START Available records

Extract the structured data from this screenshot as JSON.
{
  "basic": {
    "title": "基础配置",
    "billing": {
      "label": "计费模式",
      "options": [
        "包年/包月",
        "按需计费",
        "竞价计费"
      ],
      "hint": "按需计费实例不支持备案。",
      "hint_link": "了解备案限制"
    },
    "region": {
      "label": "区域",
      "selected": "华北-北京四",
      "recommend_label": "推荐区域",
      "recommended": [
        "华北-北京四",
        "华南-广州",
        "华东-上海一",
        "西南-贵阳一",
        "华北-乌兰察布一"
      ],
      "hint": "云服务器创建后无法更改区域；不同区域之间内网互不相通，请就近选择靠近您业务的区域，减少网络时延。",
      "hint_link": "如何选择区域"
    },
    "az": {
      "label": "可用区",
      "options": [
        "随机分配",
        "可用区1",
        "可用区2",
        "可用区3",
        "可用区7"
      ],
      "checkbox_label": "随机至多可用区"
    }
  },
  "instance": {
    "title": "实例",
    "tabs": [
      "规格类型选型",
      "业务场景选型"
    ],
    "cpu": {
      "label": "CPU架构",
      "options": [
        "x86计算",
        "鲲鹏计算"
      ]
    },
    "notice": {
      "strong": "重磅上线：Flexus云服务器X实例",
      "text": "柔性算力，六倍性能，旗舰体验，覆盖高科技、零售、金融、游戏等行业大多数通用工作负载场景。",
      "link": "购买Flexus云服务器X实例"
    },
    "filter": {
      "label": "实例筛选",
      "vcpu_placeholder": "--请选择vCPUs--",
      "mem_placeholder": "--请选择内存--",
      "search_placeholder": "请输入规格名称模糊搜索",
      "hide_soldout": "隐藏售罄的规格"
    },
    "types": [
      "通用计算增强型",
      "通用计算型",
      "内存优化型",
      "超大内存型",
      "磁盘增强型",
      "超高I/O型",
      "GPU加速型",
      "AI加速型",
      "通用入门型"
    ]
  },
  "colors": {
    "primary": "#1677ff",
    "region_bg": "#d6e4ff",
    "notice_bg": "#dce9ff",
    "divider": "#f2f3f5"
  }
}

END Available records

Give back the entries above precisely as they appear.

- [Answer section]
Extract the structured data from this screenshot as JSON.
{
  "basic": {
    "title": "基础配置",
    "billing": {
      "label": "计费模式",
      "options": [
        "包年/包月",
        "按需计费",
        "竞价计费"
      ],
      "hint": "按需计费实例不支持备案。",
      "hint_link": "了解备案限制"
    },
    "region": {
      "label": "区域",
      "selected": "华北-北京四",
      "recommend_label": "推荐区域",
      "recommended": [
        "华北-北京四",
        "华南-广州",
        "华东-上海一",
        "西南-贵阳一",
        "华北-乌兰察布一"
      ],
      "hint": "云服务器创建后无法更改区域；不同区域之间内网互不相通，请就近选择靠近您业务的区域，减少网络时延。",
      "hint_link": "如何选择区域"
    },
    "az": {
      "label": "可用区",
      "options": [
        "随机分配",
        "可用区1",
        "可用区2",
        "可用区3",
        "可用区7"
      ],
      "checkbox_label": "随机至多可用区"
    }
  },
  "instance": {
    "title": "实例",
    "tabs": [
      "规格类型选型",
      "业务场景选型"
    ],
    "cpu": {
      "label": "CPU架构",
      "options": [
        "x86计算",
        "鲲鹏计算"
      ]
    },
    "notice": {
      "strong": "重磅上线：Flexus云服务器X实例",
      "text": "柔性算力，六倍性能，旗舰体验，覆盖高科技、零售、金融、游戏等行业大多数通用工作负载场景。",
      "link": "购买Flexus云服务器X实例"
    },
    "filter": {
      "label": "实例筛选",
      "vcpu_placeholder": "--请选择vCPUs--",
      "mem_placeholder": "--请选择内存--",
      "search_placeholder": "请输入规格名称模糊搜索",
      "hide_soldout": "隐藏售罄的规格"
    },
    "types": [
      "通用计算增强型",
      "通用计算型",
      "内存优化型",
      "超大内存型",
      "磁盘增强型",
      "超高I/O型",
      "GPU加速型",
      "AI加速型",
      "通用入门型"
    ]
  },
  "colors": {
    "primary": "#1677ff",
    "region_bg": "#d6e4ff",
    "notice_bg": "#dce9ff",
    "divider": "#f2f3f5"
  }
}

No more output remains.